March 11 sees the start of National Apprenticeship week 2013. So, in the next few days and weeks you’ll be hearing a lot about them. However, why are they so good? Why should your organisation take on an apprentice?
Even now the word ‘apprentice’ can conjure up images of young people doing menial and hands-on work. With all this talk about apprentices in the news perhaps we can overlook what exactly an apprentice is - and that it can take many different forms.
In essence, an apprenticeship is a combination of both paid work and training (usually, as in my case, an NVQ). Through ‘learning on the job’, an apprentice can gain valuable experiences that look fantastic on their CV. And I can testify to this.
I am currently a Social Media and Communications Apprentice at Nottingham Community and Voluntary Service (NCVS). There are currently four apprentices at NCVS, and we all get on well. We all have different ambitions for the future and different ideas about how we’ll use our apprenticeship in the future. However, what binds us all together is that we all are thoroughly enjoying working in the voluntary and community sector.
We are, of course, gaining valuable experience of working in an office environment.
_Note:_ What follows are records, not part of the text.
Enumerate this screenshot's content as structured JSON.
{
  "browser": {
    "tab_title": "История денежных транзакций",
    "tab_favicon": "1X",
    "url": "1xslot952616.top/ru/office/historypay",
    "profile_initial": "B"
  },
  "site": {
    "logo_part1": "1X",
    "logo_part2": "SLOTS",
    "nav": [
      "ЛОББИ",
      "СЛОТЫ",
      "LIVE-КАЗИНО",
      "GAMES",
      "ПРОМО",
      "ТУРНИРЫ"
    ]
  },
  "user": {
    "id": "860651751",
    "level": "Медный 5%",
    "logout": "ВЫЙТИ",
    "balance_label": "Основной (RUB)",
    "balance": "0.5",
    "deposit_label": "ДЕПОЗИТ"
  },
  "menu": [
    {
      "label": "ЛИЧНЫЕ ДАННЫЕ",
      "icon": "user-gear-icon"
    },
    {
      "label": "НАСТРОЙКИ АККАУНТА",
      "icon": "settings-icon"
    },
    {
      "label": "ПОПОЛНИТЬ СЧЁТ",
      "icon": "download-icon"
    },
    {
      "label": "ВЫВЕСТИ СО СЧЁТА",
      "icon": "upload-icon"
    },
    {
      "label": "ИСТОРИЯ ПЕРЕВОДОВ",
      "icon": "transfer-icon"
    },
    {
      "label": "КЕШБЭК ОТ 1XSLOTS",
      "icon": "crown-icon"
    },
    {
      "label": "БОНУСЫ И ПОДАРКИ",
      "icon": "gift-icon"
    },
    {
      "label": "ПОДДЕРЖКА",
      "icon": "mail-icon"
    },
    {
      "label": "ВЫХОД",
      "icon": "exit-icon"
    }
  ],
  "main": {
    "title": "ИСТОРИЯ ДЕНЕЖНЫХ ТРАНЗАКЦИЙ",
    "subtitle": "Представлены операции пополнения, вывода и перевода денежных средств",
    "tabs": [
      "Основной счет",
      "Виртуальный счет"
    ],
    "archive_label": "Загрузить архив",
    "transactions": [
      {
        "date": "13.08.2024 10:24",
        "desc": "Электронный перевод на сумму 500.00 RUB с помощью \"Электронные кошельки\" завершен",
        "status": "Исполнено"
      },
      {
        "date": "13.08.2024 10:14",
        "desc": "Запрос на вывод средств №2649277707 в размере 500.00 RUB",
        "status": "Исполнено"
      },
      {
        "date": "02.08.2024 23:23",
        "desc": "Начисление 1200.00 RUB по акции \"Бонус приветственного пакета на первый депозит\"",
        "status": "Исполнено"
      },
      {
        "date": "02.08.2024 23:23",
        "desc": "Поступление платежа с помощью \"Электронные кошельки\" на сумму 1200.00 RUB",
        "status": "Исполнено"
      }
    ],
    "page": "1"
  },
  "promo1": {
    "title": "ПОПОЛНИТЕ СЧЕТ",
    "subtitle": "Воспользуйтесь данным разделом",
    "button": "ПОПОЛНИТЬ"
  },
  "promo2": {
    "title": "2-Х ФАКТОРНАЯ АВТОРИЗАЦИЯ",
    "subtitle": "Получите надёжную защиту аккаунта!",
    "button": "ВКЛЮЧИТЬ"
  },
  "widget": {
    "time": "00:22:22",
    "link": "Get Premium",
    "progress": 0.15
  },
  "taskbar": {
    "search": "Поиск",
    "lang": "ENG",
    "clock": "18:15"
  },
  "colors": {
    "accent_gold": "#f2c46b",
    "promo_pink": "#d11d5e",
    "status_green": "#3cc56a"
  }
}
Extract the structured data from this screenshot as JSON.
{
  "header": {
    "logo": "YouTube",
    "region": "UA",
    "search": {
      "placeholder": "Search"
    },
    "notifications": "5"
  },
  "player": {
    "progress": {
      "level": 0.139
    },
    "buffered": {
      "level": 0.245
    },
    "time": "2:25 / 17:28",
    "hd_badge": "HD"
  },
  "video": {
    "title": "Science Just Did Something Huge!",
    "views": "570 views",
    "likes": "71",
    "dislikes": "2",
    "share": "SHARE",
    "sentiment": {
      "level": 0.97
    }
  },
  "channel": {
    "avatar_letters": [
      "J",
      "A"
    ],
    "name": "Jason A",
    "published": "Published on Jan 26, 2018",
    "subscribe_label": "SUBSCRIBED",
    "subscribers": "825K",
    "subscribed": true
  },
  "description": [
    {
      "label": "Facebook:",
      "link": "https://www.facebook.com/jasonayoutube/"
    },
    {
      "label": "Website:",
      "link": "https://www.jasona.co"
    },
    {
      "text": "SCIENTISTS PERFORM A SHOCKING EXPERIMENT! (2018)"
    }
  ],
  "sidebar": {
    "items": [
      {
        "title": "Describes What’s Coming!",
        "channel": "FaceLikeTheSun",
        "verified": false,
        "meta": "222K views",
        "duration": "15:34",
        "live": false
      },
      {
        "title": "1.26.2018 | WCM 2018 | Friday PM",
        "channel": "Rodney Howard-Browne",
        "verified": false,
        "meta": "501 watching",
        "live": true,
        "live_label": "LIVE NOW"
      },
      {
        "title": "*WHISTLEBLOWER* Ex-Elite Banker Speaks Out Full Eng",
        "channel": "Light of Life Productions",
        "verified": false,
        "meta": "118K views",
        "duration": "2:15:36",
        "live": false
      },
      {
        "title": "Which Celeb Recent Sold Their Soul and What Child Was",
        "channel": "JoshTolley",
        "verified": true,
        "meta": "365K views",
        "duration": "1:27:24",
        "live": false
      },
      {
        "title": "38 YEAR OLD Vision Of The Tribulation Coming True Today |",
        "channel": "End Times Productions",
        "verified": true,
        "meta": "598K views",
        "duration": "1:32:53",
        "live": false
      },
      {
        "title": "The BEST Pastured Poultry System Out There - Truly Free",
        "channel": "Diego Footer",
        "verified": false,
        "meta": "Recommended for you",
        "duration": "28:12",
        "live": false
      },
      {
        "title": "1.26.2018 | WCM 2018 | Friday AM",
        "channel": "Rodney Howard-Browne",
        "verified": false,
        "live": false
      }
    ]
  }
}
Even for a temporary job, ‘must have a year of working in an office [environment]’ is often classified as ‘essential’, so on that score alone our work here is important.
However, it goes way beyond that. As opposed to big-business or an unpaid internship down in London, our apprenticeships give us a chance to work in a friendly, local environment. The voluntary sector is a welcoming and open, which suits me well because I feel comfortable and supported by every member of staff.
Apprenticeships are widely encouraged from all sides of the political spectrum. The coalition government has committed to increasing the number of Apprenticeship places available, and has increased funding to encourage people to take them up. Labour is also promoting apprenticeships through the local councils they run.
The overwhelming evidence suggests that apprenticeships work – they do result in increased employment chances. Not only for the apprentices like me, but for the employers like NCVS. Research shows that the experience is a positive one for the vast majority of employers.
Apprenticeships have a real potential to provide exciting new routes into the voluntary sector for people who currently don’t traditionally think of a career in it – I never imagined I’d end up doing communications for an organisation like NCVS, but in no way have I ever looked back!